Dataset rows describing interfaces
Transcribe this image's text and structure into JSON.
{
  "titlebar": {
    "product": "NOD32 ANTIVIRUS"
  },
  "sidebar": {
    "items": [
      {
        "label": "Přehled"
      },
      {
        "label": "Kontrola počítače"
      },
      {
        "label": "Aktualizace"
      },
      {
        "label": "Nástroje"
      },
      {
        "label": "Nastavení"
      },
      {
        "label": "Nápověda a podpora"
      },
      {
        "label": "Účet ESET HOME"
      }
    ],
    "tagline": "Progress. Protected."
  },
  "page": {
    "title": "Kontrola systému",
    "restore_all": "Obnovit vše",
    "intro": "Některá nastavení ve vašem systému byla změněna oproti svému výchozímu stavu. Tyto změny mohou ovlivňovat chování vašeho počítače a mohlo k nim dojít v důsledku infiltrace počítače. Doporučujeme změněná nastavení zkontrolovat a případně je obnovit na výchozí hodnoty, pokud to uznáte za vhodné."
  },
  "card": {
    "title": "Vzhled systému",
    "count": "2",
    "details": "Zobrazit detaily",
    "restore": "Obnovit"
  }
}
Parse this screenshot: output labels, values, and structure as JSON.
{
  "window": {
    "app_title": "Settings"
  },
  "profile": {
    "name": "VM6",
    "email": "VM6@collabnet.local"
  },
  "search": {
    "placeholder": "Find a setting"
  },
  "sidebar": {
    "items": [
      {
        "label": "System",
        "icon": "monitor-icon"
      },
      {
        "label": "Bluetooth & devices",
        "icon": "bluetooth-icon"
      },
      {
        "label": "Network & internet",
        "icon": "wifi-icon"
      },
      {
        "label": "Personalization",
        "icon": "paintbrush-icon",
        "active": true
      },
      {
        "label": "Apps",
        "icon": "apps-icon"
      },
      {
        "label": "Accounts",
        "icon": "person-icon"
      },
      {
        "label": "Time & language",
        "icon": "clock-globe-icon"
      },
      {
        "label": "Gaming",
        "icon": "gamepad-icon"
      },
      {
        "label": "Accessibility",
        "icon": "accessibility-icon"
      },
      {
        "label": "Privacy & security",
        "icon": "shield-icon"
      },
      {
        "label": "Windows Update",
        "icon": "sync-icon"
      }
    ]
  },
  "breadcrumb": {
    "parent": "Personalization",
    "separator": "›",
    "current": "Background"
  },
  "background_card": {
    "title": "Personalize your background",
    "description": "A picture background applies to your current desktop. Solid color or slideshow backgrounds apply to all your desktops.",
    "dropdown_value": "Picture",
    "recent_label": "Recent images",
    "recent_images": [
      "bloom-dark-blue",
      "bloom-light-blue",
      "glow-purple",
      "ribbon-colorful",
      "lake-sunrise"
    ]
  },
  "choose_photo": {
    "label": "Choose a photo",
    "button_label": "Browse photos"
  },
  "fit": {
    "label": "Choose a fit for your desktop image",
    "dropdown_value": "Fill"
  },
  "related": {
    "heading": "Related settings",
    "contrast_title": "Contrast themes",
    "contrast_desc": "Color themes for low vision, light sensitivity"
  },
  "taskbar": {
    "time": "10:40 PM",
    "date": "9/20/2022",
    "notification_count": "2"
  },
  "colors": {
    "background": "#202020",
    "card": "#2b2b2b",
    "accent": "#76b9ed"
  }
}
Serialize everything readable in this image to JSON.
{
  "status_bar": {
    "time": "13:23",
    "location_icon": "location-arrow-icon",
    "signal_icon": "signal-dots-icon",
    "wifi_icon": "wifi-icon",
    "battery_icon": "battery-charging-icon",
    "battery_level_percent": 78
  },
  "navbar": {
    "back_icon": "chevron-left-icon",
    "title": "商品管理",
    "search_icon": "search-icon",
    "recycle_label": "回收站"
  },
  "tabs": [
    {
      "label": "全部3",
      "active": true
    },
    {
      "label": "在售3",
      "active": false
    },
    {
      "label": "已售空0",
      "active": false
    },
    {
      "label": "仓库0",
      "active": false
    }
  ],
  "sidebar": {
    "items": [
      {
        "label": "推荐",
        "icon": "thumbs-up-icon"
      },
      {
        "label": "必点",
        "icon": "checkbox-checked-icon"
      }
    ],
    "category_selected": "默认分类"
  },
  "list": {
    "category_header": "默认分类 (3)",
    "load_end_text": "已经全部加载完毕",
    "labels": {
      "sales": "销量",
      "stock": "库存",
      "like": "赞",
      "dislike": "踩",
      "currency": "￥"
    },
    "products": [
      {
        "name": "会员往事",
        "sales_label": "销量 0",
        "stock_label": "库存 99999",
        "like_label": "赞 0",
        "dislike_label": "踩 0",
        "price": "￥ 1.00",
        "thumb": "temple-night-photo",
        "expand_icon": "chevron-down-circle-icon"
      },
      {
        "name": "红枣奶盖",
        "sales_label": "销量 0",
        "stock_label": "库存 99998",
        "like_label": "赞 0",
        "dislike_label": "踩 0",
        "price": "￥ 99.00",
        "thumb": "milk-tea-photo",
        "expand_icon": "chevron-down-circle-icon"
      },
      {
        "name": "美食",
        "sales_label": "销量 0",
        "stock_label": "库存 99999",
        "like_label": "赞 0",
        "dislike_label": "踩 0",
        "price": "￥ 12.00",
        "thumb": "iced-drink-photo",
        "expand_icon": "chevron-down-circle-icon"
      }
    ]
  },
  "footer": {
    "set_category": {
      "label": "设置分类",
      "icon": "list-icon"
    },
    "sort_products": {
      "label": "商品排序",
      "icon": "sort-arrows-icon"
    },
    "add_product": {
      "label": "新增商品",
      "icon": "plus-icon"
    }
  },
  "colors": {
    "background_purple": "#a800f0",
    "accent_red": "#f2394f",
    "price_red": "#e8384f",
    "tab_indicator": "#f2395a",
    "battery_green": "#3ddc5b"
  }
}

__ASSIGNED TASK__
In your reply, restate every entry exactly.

__ANSWER TO THIS EXERCISE__
Transcribe this image's text and structure into JSON.
{
  "titlebar": {
    "product": "NOD32 ANTIVIRUS"
  },
  "sidebar": {
    "items": [
      {
        "label": "Přehled"
      },
      {
        "label": "Kontrola počítače"
      },
      {
        "label": "Aktualizace"
      },
      {
        "label": "Nástroje"
      },
      {
        "label": "Nastavení"
      },
      {
        "label": "Nápověda a podpora"
      },
      {
        "label": "Účet ESET HOME"
      }
    ],
    "tagline": "Progress. Protected."
  },
  "page": {
    "title": "Kontrola systému",
    "restore_all": "Obnovit vše",
    "intro": "Některá nastavení ve vašem systému byla změněna oproti svému výchozímu stavu. Tyto změny mohou ovlivňovat chování vašeho počítače a mohlo k nim dojít v důsledku infiltrace počítače. Doporučujeme změněná nastavení zkontrolovat a případně je obnovit na výchozí hodnoty, pokud to uznáte za vhodné."
  },
  "card": {
    "title": "Vzhled systému",
    "count": "2",
    "details": "Zobrazit detaily",
    "restore": "Obnovit"
  }
}
Parse this screenshot: output labels, values, and structure as JSON.
{
  "window": {
    "app_title": "Settings"
  },
  "profile": {
    "name": "VM6",
    "email": "VM6@collabnet.local"
  },
  "search": {
    "placeholder": "Find a setting"
  },
  "sidebar": {
    "items": [
      {
        "label": "System",
        "icon": "monitor-icon"
      },
      {
        "label": "Bluetooth & devices",
        "icon": "bluetooth-icon"
      },
      {
        "label": "Network & internet",
        "icon": "wifi-icon"
      },
      {
        "label": "Personalization",
        "icon": "paintbrush-icon",
        "active": true
      },
      {
        "label": "Apps",
        "icon": "apps-icon"
      },
      {
        "label": "Accounts",
        "icon": "person-icon"
      },
      {
        "label": "Time & language",
        "icon": "clock-globe-icon"
      },
      {
        "label": "Gaming",
        "icon": "gamepad-icon"
      },
      {
        "label": "Accessibility",
        "icon": "accessibility-icon"
      },
      {
        "label": "Privacy & security",
        "icon": "shield-icon"
      },
      {
        "label": "Windows Update",
        "icon": "sync-icon"
      }
    ]
  },
  "breadcrumb": {
    "parent": "Personalization",
    "separator": "›",
    "current": "Background"
  },
  "background_card": {
    "title": "Personalize your background",
    "description": "A picture background applies to your current desktop. Solid color or slideshow backgrounds apply to all your desktops.",
    "dropdown_value": "Picture",
    "recent_label": "Recent images",
    "recent_images": [
      "bloom-dark-blue",
      "bloom-light-blue",
      "glow-purple",
      "ribbon-colorful",
      "lake-sunrise"
    ]
  },
  "choose_photo": {
    "label": "Choose a photo",
    "button_label": "Browse photos"
  },
  "fit": {
    "label": "Choose a fit for your desktop image",
    "dropdown_value": "Fill"
  },
  "related": {
    "heading": "Related settings",
    "contrast_title": "Contrast themes",
    "contrast_desc": "Color themes for low vision, light sensitivity"
  },
  "taskbar": {
    "time": "10:40 PM",
    "date": "9/20/2022",
    "notification_count": "2"
  },
  "colors": {
    "background": "#202020",
    "card": "#2b2b2b",
    "accent": "#76b9ed"
  }
}
Serialize everything readable in this image to JSON.
{
  "status_bar": {
    "time": "13:23",
    "location_icon": "location-arrow-icon",
    "signal_icon": "signal-dots-icon",
    "wifi_icon": "wifi-icon",
    "battery_icon": "battery-charging-icon",
    "battery_level_percent": 78
  },
  "navbar": {
    "back_icon": "chevron-left-icon",
    "title": "商品管理",
    "search_icon": "search-icon",
    "recycle_label": "回收站"
  },
  "tabs": [
    {
      "label": "全部3",
      "active": true
    },
    {
      "label": "在售3",
      "active": false
    },
    {
      "label": "已售空0",
      "active": false
    },
    {
      "label": "仓库0",
      "active": false
    }
  ],
  "sidebar": {
    "items": [
      {
        "label": "推荐",
        "icon": "thumbs-up-icon"
      },
      {
        "label": "必点",
        "icon": "checkbox-checked-icon"
      }
    ],
    "category_selected": "默认分类"
  },
  "list": {
    "category_header": "默认分类 (3)",
    "load_end_text": "已经全部加载完毕",
    "labels": {
      "sales": "销量",
      "stock": "库存",
      "like": "赞",
      "dislike": "踩",
      "currency": "￥"
    },
    "products": [
      {
        "name": "会员往事",
        "sales_label": "销量 0",
        "stock_label": "库存 99999",
        "like_label": "赞 0",
        "dislike_label": "踩 0",
        "price": "￥ 1.00",
        "thumb": "temple-night-photo",
        "expand_icon": "chevron-down-circle-icon"
      },
      {
        "name": "红枣奶盖",
        "sales_label": "销量 0",
        "stock_label": "库存 99998",
        "like_label": "赞 0",
        "dislike_label": "踩 0",
        "price": "￥ 99.00",
        "thumb": "milk-tea-photo",
        "expand_icon": "chevron-down-circle-icon"
      },
      {
        "name": "美食",
        "sales_label": "销量 0",
        "stock_label": "库存 99999",
        "like_label": "赞 0",
        "dislike_label": "踩 0",
        "price": "￥ 12.00",
        "thumb": "iced-drink-photo",
        "expand_icon": "chevron-down-circle-icon"
      }
    ]
  },
  "footer": {
    "set_category": {
      "label": "设置分类",
      "icon": "list-icon"
    },
    "sort_products": {
      "label": "商品排序",
      "icon": "sort-arrows-icon"
    },
    "add_product": {
      "label": "新增商品",
      "icon": "plus-icon"
    }
  },
  "colors": {
    "background_purple": "#a800f0",
    "accent_red": "#f2394f",
    "price_red": "#e8384f",
    "tab_indicator": "#f2395a",
    "battery_green": "#3ddc5b"
  }
}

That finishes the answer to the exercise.